Yet reading a poem of the Romantic period as part of an epilogue to Sensibility can be seen as unsatisfying, and simplistic. Situating this poem within it’s Romantic context, it might be possible to read the distaste for emotion implied in the reference to ‘umber’d flames’ and ‘ponderous Engine clang’ in direct opposition to the ‘silent reign’ and very static very serene sense of the beginning, in conjunction with or foreshadowing the turn to conservatism in the early romantics, encapsulated in Southey’s professed dislike of all strong emotion, and sardonically criticised as a common case by Byron. 

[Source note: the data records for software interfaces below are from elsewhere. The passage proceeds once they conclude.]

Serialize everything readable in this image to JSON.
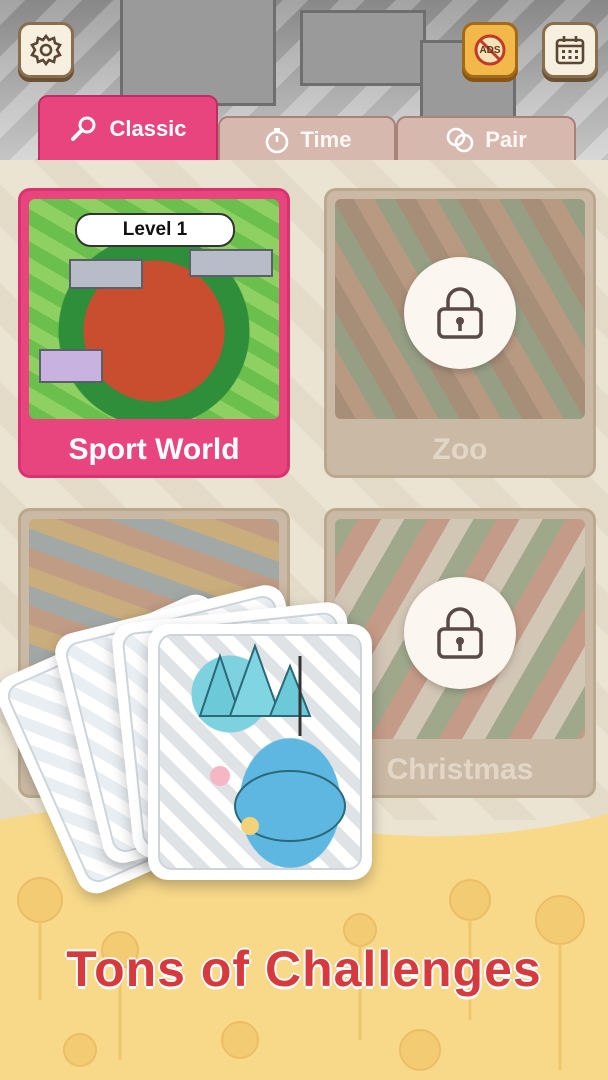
{
  "header": {
    "settings_icon": "gear-icon",
    "ads_label": "ADS",
    "ads_icon": "no-ads-icon",
    "calendar_icon": "calendar-icon"
  },
  "tabs": [
    {
      "label": "Classic",
      "icon": "magnifier-icon",
      "active": true
    },
    {
      "label": "Time",
      "icon": "stopwatch-icon",
      "active": false
    },
    {
      "label": "Pair",
      "icon": "pair-circles-icon",
      "active": false
    }
  ],
  "levels": [
    {
      "name": "Sport World",
      "badge": "Level 1",
      "locked": false
    },
    {
      "name": "Zoo",
      "locked": true
    },
    {
      "name": "",
      "locked": true
    },
    {
      "name": "Christmas",
      "locked": true
    }
  ],
  "promo": {
    "headline": "Tons of Challenges"
  },
  "colors": {
    "accent_pink": "#e8457f",
    "headline_red": "#d63a3f",
    "ads_orange": "#f2b84a"
  }
}
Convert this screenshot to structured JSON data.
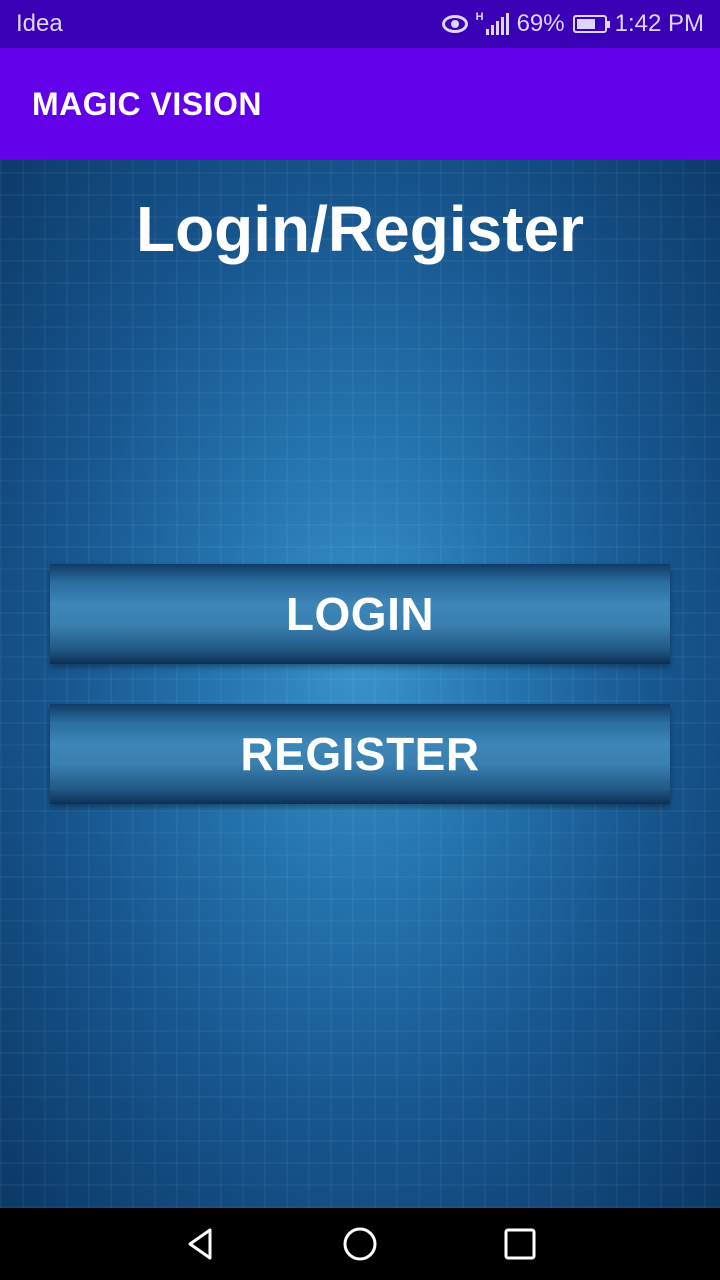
{
  "status_bar": {
    "carrier": "Idea",
    "network_type": "H",
    "battery_percent": "69%",
    "battery_level": 0.69,
    "time": "1:42 PM",
    "icons": [
      "eye-icon",
      "signal-icon",
      "battery-icon"
    ]
  },
  "app_bar": {
    "title": "MAGIC VISION"
  },
  "main": {
    "title": "Login/Register",
    "login_label": "LOGIN",
    "register_label": "REGISTER"
  },
  "nav_bar": {
    "icons": [
      "back-icon",
      "home-icon",
      "recents-icon"
    ]
  },
  "colors": {
    "status_bar": "#3a00b6",
    "app_bar": "#6200ea",
    "background": "#1e6aa6",
    "button_text": "#ffffff"
  }
}
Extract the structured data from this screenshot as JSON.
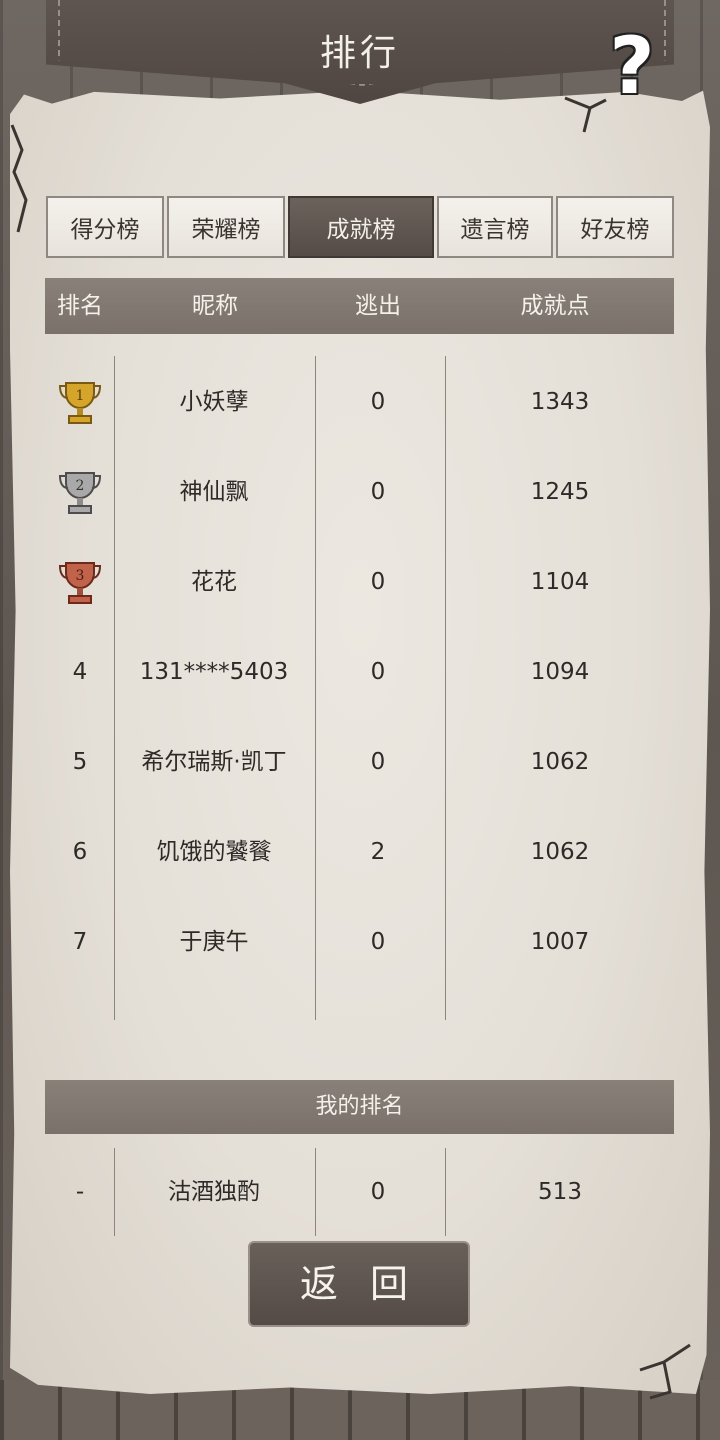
{
  "title": "排行",
  "tabs": [
    {
      "label": "得分榜",
      "active": false
    },
    {
      "label": "荣耀榜",
      "active": false
    },
    {
      "label": "成就榜",
      "active": true
    },
    {
      "label": "遗言榜",
      "active": false
    },
    {
      "label": "好友榜",
      "active": false
    }
  ],
  "columns": {
    "rank": "排名",
    "nickname": "昵称",
    "escape": "逃出",
    "points": "成就点"
  },
  "rows": [
    {
      "rank": "",
      "trophy": "gold-trophy-icon",
      "name": "小妖孽",
      "escape": "0",
      "points": "1343"
    },
    {
      "rank": "",
      "trophy": "silver-trophy-icon",
      "name": "神仙飘",
      "escape": "0",
      "points": "1245"
    },
    {
      "rank": "",
      "trophy": "bronze-trophy-icon",
      "name": "花花",
      "escape": "0",
      "points": "1104"
    },
    {
      "rank": "4",
      "name": "131****5403",
      "escape": "0",
      "points": "1094"
    },
    {
      "rank": "5",
      "name": "希尔瑞斯·凯丁",
      "escape": "0",
      "points": "1062"
    },
    {
      "rank": "6",
      "name": "饥饿的饕餮",
      "escape": "2",
      "points": "1062"
    },
    {
      "rank": "7",
      "name": "于庚午",
      "escape": "0",
      "points": "1007"
    }
  ],
  "my_rank": {
    "header": "我的排名",
    "rank": "-",
    "name": "沽酒独酌",
    "escape": "0",
    "points": "513"
  },
  "back_label": "返 回",
  "colors": {
    "accent": "#5f5550",
    "paper": "#e8e3dc",
    "gold": "#d4a52a",
    "silver": "#a9a9a9",
    "bronze": "#c0634a"
  }
}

Yet, as Butler argues, Wordsworth, the Enlightenment tradition was part of Romantic thinking from the first. The LB preface, while making a case, similar to Wartons, for a more ‘natural’ poetry, juxtaposed this with an awareness that no poem of value is written without mediation and thought, a recognition which seems to echo Goldsmith’s feeling that poetry required ‘inductive reason’ as opposed to the ‘figures in a dream’ of the Gothic mode. 

In a sense, though, this poem does bring figures in a dream before the reader, figured as the waternyphs and naiads in the poem who are seen as memories of a distant ‘past that was never a present’ ‘in times long vanish’d’, this seems to prompt a parallel with the sentimental turn to new forms in Celtic and medieval tradition, as un the Rowley and Ossian poems, while at the same time it is a part of the romantic view, for example in Coleridge’s Kubla Khan. The theme itself of course, of wasted bloom, is a predominant Romantic concern, encoded particularly in Shelley’s view that enslaving the elements man is himself enslaved. In fact parallels can be seen between Seward and Shelley in terms of intellectualism and concentration on the duty of the poet to society. 

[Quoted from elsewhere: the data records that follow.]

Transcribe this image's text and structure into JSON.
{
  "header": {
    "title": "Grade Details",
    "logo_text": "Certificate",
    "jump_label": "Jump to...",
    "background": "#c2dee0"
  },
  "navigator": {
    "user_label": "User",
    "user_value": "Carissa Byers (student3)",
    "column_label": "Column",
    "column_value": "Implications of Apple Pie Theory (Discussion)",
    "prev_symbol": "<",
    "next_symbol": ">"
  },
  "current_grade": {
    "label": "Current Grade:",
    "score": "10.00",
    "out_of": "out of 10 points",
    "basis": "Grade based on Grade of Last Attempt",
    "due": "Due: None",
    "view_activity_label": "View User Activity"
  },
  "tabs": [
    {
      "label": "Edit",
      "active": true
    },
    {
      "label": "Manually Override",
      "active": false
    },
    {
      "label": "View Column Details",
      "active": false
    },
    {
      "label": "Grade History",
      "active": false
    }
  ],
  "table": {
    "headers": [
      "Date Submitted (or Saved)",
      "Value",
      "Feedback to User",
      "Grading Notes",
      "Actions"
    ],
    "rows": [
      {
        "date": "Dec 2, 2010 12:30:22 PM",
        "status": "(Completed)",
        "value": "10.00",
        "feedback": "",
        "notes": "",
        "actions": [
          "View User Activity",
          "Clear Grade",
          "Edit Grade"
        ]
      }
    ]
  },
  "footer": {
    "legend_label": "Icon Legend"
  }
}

The reference to the ‘rapt bard’ again, with it’s focus on the poet as creator of the object, seems a particularly romantic reference, to the sublime power of the mind which not only sees but creates what it sees. Here this is figured in terms of privilege of the learned with ‘piecing gaze’ can see what is invisible to the vulgar. In class terms this echoes Johnson’s view that art should be the province of those who have some learning rather than to ‘Artificers’, yet it is also Romantic in that it is a step away from Lockean empiricist ideas of tabula rasa to a subjectivist solipsistic epistemology which Coleridge famously wrote into Dejection: we receive but what we give. 

written: 2007